Others express the ways in which their spiritual growth has been stunted, rather than fostered, by the expectations that they feel that they can only fall short of.
Judgment from other people is inevitable. The power to provoke change for the greater good is worth a little criticism.
But this doesn’t just happen on an app – it happens in those whispers of conversation you hear in passing on the floor of your dorm building, in bathrooms, or in the dining hall.
As valid and sincere as these concerns may be, they are in no way helpful. Not to the commentator and not to the community, not in the long run.
Strangers on a train is a phenomena that is very real – people do feel a sense of relief after confessing their troubles and trials to a stranger, to an unfamiliar face, or even to no face at all. But that relief is temporary.
When you feel that, in your heart, there is a problem, you have inherited the duty of eradicating it. The first step is almost always speaking out.
The worst people can do is judge you, just as they will if you say nothing at all. Judgment from other people is inevitable. The power to provoke change for the greater good is worth a little criticism.
The GlimmerGlass staff are people who voice opinions that aren’t always in alignment with the assumed culture of Olivet. We’re provocative, we’re stern, and at times we have been risky. And we always put out names next to our work. The staff owns their words.
The writers on this staff are no different than any other student on campus with a heavy heart. We all have something to lose, and yet we are still willing to put ourselves out there. We challenge you to be risk takers too.
It can start right now – Own your words, own your thoughts, on your feelings, whether that’s on your favorite social media site (with your name displayed proudly), on a public blog, or even with your campus paper (We’ve got your back).

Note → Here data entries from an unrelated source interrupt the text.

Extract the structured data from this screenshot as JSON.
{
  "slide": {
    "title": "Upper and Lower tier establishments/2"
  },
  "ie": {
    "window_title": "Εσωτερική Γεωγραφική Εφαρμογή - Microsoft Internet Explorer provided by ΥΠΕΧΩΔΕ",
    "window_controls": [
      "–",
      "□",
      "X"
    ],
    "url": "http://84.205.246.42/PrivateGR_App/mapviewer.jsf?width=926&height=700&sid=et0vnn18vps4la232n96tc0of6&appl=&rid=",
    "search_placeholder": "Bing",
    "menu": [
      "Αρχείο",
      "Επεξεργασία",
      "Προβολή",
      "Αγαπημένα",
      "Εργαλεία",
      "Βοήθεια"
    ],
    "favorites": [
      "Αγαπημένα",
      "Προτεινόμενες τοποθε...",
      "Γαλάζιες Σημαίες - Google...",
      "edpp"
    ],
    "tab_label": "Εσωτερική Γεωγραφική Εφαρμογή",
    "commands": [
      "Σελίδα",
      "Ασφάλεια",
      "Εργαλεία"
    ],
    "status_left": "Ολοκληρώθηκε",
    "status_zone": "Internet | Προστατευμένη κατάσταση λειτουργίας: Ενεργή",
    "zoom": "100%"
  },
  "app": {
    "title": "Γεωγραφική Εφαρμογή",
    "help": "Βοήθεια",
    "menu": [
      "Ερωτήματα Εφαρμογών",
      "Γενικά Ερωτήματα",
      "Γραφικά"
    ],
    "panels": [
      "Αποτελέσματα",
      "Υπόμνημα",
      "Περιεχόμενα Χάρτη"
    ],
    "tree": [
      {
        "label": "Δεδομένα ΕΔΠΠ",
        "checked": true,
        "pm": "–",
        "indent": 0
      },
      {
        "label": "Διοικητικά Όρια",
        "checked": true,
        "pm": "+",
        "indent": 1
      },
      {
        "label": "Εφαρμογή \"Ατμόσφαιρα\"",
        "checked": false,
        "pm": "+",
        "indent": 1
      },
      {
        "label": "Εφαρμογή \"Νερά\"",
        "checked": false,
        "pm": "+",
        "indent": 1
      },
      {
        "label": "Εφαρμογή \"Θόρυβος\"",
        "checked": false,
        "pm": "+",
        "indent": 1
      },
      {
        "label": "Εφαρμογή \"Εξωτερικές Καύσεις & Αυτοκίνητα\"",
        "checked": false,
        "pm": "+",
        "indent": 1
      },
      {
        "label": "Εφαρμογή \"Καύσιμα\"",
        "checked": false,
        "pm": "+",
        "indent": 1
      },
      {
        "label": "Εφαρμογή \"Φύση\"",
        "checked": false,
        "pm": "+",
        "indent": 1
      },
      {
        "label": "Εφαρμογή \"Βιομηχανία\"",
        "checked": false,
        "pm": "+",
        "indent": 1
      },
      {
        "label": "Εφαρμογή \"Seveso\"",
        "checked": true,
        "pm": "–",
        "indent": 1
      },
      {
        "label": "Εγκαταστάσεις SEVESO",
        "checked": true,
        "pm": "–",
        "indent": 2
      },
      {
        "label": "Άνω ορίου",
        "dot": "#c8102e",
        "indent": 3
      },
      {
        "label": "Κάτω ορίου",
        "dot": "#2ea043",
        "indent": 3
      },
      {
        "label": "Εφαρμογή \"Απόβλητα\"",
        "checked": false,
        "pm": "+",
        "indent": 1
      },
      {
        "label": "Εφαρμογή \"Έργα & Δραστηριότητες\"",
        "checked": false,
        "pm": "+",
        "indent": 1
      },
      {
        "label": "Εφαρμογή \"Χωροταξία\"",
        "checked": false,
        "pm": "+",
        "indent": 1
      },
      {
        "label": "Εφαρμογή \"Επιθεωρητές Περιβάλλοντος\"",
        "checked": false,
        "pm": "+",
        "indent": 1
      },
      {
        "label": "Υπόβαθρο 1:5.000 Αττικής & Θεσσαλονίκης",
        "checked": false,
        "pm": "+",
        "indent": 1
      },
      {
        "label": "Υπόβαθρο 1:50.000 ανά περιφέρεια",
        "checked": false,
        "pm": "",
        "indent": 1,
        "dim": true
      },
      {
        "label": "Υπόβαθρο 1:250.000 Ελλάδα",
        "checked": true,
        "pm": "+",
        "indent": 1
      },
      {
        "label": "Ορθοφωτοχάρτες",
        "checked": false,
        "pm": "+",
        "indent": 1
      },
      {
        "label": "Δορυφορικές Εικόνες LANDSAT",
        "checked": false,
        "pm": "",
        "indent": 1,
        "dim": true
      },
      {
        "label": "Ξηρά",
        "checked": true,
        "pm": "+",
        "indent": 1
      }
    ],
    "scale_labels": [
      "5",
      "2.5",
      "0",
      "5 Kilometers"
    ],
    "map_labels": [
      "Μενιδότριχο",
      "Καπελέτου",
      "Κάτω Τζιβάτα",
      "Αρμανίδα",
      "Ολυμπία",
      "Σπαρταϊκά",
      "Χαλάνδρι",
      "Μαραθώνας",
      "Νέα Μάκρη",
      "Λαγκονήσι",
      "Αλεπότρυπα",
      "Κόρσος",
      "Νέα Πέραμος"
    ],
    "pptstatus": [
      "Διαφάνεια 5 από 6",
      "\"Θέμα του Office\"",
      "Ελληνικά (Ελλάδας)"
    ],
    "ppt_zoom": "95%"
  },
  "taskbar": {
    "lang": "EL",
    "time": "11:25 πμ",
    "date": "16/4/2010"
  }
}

After all, what merit does your opinion have if even you won’t stand by it?